Provided information

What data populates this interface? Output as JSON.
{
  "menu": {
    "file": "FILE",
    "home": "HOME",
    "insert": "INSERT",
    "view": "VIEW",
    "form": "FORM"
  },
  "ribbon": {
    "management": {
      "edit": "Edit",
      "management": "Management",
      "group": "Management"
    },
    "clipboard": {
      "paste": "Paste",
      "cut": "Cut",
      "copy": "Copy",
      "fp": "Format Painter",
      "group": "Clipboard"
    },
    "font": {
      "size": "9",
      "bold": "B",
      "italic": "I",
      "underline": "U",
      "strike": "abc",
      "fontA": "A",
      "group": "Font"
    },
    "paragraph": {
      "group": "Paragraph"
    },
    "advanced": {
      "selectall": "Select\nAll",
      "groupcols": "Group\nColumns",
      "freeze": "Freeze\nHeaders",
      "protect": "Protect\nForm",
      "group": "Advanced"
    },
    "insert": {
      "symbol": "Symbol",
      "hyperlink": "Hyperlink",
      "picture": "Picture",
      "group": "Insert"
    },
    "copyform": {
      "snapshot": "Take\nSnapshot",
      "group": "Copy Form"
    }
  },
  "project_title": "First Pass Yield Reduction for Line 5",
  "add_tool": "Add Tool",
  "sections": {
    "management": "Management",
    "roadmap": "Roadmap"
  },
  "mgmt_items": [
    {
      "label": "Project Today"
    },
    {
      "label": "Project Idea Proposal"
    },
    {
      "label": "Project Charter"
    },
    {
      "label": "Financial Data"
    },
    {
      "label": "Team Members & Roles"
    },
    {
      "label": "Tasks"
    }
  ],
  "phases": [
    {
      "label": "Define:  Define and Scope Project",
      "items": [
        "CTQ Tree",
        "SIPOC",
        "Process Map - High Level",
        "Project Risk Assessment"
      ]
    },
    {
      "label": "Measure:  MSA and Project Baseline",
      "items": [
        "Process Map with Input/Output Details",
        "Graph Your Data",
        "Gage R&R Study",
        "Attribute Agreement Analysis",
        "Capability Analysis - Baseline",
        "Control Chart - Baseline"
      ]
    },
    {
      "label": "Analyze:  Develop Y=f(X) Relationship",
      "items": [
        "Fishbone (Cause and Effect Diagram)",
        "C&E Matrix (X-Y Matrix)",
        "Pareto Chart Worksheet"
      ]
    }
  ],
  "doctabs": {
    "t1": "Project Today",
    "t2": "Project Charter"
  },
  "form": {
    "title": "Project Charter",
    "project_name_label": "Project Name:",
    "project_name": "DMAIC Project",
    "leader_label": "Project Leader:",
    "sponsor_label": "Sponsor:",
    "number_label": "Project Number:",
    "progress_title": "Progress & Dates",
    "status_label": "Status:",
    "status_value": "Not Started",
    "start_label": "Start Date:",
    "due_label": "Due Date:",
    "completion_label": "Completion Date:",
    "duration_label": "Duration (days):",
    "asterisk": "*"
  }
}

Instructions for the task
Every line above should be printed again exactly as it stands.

Worked solution
What data populates this interface? Output as JSON.
{
  "menu": {
    "file": "FILE",
    "home": "HOME",
    "insert": "INSERT",
    "view": "VIEW",
    "form": "FORM"
  },
  "ribbon": {
    "management": {
      "edit": "Edit",
      "management": "Management",
      "group": "Management"
    },
    "clipboard": {
      "paste": "Paste",
      "cut": "Cut",
      "copy": "Copy",
      "fp": "Format Painter",
      "group": "Clipboard"
    },
    "font": {
      "size": "9",
      "bold": "B",
      "italic": "I",
      "underline": "U",
      "strike": "abc",
      "fontA": "A",
      "group": "Font"
    },
    "paragraph": {
      "group": "Paragraph"
    },
    "advanced": {
      "selectall": "Select\nAll",
      "groupcols": "Group\nColumns",
      "freeze": "Freeze\nHeaders",
      "protect": "Protect\nForm",
      "group": "Advanced"
    },
    "insert": {
      "symbol": "Symbol",
      "hyperlink": "Hyperlink",
      "picture": "Picture",
      "group": "Insert"
    },
    "copyform": {
      "snapshot": "Take\nSnapshot",
      "group": "Copy Form"
    }
  },
  "project_title": "First Pass Yield Reduction for Line 5",
  "add_tool": "Add Tool",
  "sections": {
    "management": "Management",
    "roadmap": "Roadmap"
  },
  "mgmt_items": [
    {
      "label": "Project Today"
    },
    {
      "label": "Project Idea Proposal"
    },
    {
      "label": "Project Charter"
    },
    {
      "label": "Financial Data"
    },
    {
      "label": "Team Members & Roles"
    },
    {
      "label": "Tasks"
    }
  ],
  "phases": [
    {
      "label": "Define:  Define and Scope Project",
      "items": [
        "CTQ Tree",
        "SIPOC",
        "Process Map - High Level",
        "Project Risk Assessment"
      ]
    },
    {
      "label": "Measure:  MSA and Project Baseline",
      "items": [
        "Process Map with Input/Output Details",
        "Graph Your Data",
        "Gage R&R Study",
        "Attribute Agreement Analysis",
        "Capability Analysis - Baseline",
        "Control Chart - Baseline"
      ]
    },
    {
      "label": "Analyze:  Develop Y=f(X) Relationship",
      "items": [
        "Fishbone (Cause and Effect Diagram)",
        "C&E Matrix (X-Y Matrix)",
        "Pareto Chart Worksheet"
      ]
    }
  ],
  "doctabs": {
    "t1": "Project Today",
    "t2": "Project Charter"
  },
  "form": {
    "title": "Project Charter",
    "project_name_label": "Project Name:",
    "project_name": "DMAIC Project",
    "leader_label": "Project Leader:",
    "sponsor_label": "Sponsor:",
    "number_label": "Project Number:",
    "progress_title": "Progress & Dates",
    "status_label": "Status:",
    "status_value": "Not Started",
    "start_label": "Start Date:",
    "due_label": "Due Date:",
    "completion_label": "Completion Date:",
    "duration_label": "Duration (days):",
    "asterisk": "*"
  }
}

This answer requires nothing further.